Summer Research Program Shoots for the Stars With a Mission to Mars

A rendering of MarsThis year’s Summer Research Program project Mission to Mars took its students out of the classroom and far, far away—virtually, of course. In Associate Professor Alice Baldridge’s program, students learned how to design a mission to Mars, working as a team of engineers and scientists, developing mission and science goals, and learning about instruments, measurements, and the engineering requirements for the spacecraft.

“My students are working in a cohort with a student from Riverside and a student from Howard to design a mission to Mars,” Baldridge began. “They are being supervised by myself and Serina Diniega, a scientist at JPL [Jet Propulsion Lab], with guidance from several engineers from the JPL.” Students also met individually with an engineer to help develop their part of the mission.

Baldridge applauded the program’s goal of bringing together science and engineering, which she says is critical to such a mission. “It’s really important that scientists and engineers be able to work together,” Baldridge explained, “because the scientists have the questions that they want to answer, and then the engineers build it. So, if you can get the communication down between them, this will ease your exploration exponentially.” Baldridge stressed the importance of teaching these skills to undergraduate students, as having the ability to communicate and collaborate will help them through their entire careers.

Junior Ben Harte felt incredibly fortunate to be chosen for the program. “Being involved with NASA and JPL, and all these really high-profile teams, is really cool. It’s something I’ve wanted to do ever since I was a kid,” he said. An engineering major, Harte said, “I think that engineering and physics go hand in hand, especially mechanical engineering. Right now, I’m looking at working toward a mechanical engineering degree and hopefully, working somewhere like JPL on rocket systems satellites.”

“The exciting part of every day is waking up, think about spaceships, and mastering models,” Harte said with a laugh. “But the most exciting thing I get to do is work with my team.” From top left: Mission to Mars students Morgan McDaniel '21, Ben Harte '22, and Andrew Glover '22.

Senior Morgan McDaniel studies Environmental Science and appreciated several aspects of the project, especially, “being able to meet all the different scientists and engineers at NASA. Ben and I also got to participate in a huge conference on Zoom in Colorado,” she added.

“I’m interested in studying geology,” McDaniel said. “I think this project confirmed my interests and has helped me realize that I do really love research, and that I would like to continue and go to grad school.”

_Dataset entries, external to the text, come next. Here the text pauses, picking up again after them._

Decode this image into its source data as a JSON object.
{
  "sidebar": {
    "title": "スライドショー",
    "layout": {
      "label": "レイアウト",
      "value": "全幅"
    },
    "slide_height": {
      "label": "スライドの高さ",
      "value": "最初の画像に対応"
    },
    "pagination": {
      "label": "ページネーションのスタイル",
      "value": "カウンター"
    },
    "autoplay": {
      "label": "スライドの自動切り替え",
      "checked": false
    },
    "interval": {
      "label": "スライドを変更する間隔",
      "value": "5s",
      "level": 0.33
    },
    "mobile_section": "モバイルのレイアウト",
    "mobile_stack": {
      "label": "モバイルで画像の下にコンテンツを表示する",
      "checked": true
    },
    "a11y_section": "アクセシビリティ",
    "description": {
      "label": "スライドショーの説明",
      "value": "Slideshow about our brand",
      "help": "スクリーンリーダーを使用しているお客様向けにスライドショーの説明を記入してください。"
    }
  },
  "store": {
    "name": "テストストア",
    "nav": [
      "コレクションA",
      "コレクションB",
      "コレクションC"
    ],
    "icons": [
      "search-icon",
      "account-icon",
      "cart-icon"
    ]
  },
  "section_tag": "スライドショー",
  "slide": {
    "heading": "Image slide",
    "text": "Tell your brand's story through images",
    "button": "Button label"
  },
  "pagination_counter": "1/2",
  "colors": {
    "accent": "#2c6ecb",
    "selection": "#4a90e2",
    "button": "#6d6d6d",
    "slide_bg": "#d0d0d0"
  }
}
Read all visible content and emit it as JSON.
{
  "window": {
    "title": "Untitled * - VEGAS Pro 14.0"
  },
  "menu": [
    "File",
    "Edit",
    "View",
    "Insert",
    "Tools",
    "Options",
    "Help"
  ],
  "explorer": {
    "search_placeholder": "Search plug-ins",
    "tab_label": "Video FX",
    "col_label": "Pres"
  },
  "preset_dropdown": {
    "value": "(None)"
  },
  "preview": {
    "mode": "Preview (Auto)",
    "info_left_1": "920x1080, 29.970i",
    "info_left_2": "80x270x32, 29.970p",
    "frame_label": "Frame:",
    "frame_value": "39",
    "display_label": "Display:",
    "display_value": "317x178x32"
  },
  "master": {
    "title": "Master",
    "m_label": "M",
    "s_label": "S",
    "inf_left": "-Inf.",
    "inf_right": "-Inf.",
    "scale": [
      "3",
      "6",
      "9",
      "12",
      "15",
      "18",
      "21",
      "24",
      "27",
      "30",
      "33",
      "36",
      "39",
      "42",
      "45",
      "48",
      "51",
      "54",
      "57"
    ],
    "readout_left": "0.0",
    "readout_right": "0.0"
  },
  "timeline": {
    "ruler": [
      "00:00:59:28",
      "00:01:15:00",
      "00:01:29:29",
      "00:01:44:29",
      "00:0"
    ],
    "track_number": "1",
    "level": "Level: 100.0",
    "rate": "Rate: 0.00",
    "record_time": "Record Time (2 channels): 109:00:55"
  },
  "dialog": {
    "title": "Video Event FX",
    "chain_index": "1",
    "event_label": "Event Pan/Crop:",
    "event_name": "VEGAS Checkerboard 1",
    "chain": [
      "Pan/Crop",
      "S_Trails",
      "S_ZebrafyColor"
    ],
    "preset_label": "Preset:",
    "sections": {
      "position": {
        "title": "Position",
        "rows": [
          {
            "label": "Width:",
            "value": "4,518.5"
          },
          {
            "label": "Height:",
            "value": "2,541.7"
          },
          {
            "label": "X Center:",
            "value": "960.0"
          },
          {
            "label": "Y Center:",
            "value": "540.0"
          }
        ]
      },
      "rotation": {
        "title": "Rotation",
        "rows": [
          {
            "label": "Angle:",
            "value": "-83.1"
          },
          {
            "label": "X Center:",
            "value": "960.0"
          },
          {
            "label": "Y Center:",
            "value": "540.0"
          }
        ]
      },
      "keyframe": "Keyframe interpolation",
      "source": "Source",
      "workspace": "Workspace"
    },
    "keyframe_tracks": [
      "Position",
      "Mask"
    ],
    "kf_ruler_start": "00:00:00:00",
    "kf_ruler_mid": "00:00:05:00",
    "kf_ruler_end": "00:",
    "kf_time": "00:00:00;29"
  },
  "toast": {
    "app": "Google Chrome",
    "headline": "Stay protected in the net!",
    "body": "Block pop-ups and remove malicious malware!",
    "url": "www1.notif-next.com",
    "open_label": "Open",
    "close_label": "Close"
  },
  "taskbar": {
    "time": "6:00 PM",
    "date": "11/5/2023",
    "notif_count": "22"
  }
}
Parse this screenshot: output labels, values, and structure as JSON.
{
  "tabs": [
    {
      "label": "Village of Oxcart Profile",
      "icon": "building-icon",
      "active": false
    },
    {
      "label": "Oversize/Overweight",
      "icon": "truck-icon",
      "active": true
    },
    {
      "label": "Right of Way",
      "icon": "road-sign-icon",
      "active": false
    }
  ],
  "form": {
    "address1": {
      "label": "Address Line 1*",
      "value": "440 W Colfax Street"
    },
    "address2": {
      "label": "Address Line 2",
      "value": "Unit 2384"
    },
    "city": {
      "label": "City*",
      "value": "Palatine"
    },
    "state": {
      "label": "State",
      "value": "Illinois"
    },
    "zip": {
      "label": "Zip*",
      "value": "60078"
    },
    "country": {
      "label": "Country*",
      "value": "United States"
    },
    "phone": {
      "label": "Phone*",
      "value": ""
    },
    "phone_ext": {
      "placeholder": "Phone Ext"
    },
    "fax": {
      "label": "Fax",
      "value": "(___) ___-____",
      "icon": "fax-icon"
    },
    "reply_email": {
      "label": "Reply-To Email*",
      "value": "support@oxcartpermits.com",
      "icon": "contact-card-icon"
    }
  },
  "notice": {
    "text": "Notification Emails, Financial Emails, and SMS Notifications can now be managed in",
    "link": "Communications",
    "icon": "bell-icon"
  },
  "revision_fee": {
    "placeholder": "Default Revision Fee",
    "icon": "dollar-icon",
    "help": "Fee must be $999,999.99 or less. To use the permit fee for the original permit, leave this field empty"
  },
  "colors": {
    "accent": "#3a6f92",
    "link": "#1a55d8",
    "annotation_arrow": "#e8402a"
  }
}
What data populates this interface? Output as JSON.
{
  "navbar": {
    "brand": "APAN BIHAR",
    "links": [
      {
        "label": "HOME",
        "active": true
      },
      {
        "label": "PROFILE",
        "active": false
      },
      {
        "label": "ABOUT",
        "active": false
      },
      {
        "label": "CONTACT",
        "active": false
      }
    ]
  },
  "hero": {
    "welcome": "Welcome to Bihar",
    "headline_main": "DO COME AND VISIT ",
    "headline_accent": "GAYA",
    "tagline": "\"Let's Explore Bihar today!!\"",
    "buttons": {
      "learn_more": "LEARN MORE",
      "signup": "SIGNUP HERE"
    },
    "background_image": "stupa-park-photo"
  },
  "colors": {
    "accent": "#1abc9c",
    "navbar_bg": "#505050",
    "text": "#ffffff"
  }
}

Junior 3+2 Engineering major Andrew Glover echoed the others’ excitement over working with science and engineering professionals. “It seemed like the perfect way to get real-world experience,” Glover said. “I got to do a one-on-one Zoom call with a JPL engineer who shared his experience in working on the Telecom systems for past Mars missions. He gave me detailed knowledge and a lot of insight on how missions are dreamt up at JPL.”

“I was surprised at how hard the process was to formulate our main science question,” Glover added. “It required a lot of research on past missions and a sifting through a bunch of NASA goals that we could try to achieve with small satellites. Our mentor, Alice Baldridge, gave us some great resources that led us in the right direction.”

Baldridge says that coming up with a remote project due to COVID demands this summer helped her create a stronger program. “Because of COVID,” Baldridge explained, “I was forced to go in a more remote route, and that allowed me to think a little bit more creatively and design a collaborative project, which I think serves students better in the long run. Offering an opportunity for students to get a little bit more experience and build skills that they wouldn’t necessarily is invaluable for them. I think it would be cool to do it again, even if we can be in person.”

McDaniel agreed. “Even with us being in the middle of the pandemic, it’s still been a great experience,” she said. “It has been fun and very valuable.”

This project was based on a summer school experience that both Baldridge and Diniega participated in when they were in graduate school called TeamX—a program that’s mostly for post-doctorate-level students. “I did this, and it was really useful because beforehand,” Baldridge said, “I had no idea what actually went into planning a mission.”

At the end of this summer's program, students presented their mission to engineers from different institutions in the JPL. They will write and present reports on the program in October.

For more information on Summer Research Program, click here.